  1. add your new release version in the [Unreleased] section with a date
  2. add entries for all changes made since previous release if it's not already been done
  3. prepare the release

Now we can push the frontend tag:

git push
git push origin vYOUR.VERSION.NUMBER

Why two pushes?

The release script makes a commit to the main branch, then tags that, so we want to make sure remote main branch is up to date.

You could also use:

git push --tags

Which does both (I think!), but maybe also pushes other tags.


This is easier, just tag and push:

git push origin vYOUR.VERSION.NUMBER

Check builds again

Go and look at build status and see if they worked.

Optionally try them out

If you have a way to run Karrot with specific images, you could try out those built images yourself before proceed.


I have a docker-compose.yml-based karrot setup on my local machine (using karrot/karrot/src/branch/main/docker-compose) where I can pop in an image reference and try it out to make sure it basically works.

Tag karrot/karrot

karrot/karrot is a repo that ties together the frontend and backend for the purposes of releases.

Make sure you have that checked out with the submodules:

git clone --recurse-submodules


I have a clean checkout of this that is separate to my frontend/backend repos that I use when I'm coding. Up to you though.

Now we can create the release tag:

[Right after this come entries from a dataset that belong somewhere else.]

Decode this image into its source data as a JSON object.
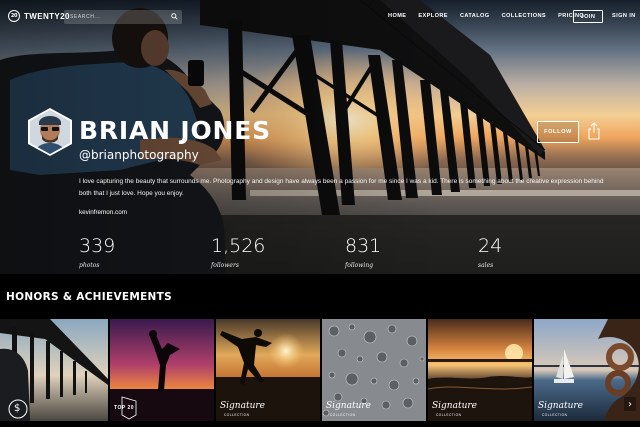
{
  "nav": {
    "logo_mark": "20",
    "logo_text": "TWENTY20",
    "search_placeholder": "SEARCH...",
    "links": [
      "HOME",
      "EXPLORE",
      "CATALOG",
      "COLLECTIONS",
      "PRICING"
    ],
    "join_label": "JOIN",
    "signin_label": "SIGN IN"
  },
  "profile": {
    "name": "BRIAN JONES",
    "handle": "@brianphotography",
    "bio": "I love capturing the beauty that surrounds me. Photography and design have always been a passion for me since I was a kid. There is something about the creative expression behind both that I just love. Hope you enjoy.",
    "website": "kevinfremon.com",
    "follow_label": "FOLLOW"
  },
  "stats": [
    {
      "value": "339",
      "label": "photos"
    },
    {
      "value": "1,526",
      "label": "followers"
    },
    {
      "value": "831",
      "label": "following"
    },
    {
      "value": "24",
      "label": "sales"
    }
  ],
  "honors": {
    "title": "HONORS & ACHIEVEMENTS",
    "badges": {
      "sales_symbol": "$",
      "top20": "TOP 20",
      "signature": "Signature",
      "signature_sub": "COLLECTION"
    }
  },
  "colors": {
    "accent": "#ffffff",
    "background": "#000000"
  }
}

./scripts/release-tag v14.0.1

This will:

  • pin the submodules to the right commit for that tag
  • create the tag in karrot/karrot
  • print a nice message telling you can push it
git push --tags

Create the release

Go and visit and press the "New Release" button.

Put in the tag you chose before, the name can also be the tag name.

For the description you want:

  1. a brief human description of the changes
  2. the info about how to get the docker images + tar.gz release (copy from a previous release and update tags)
  3. the changelog, you can just copy it from karrot-frontend changelog


There is a good case for creating some automation for this, esp. creating the docker image info.

You can mark it as pre-release if you are not sure it's ready for consumption yet, then come back and uncheck that later.

Co-op Cloud recipe

Also, consider updating the Co-op Cloud Karrot recipe over at

Deploy to on yuca

If you want to deploy it to, your current option is by using ansible on your own machine.

See Using ansible directly.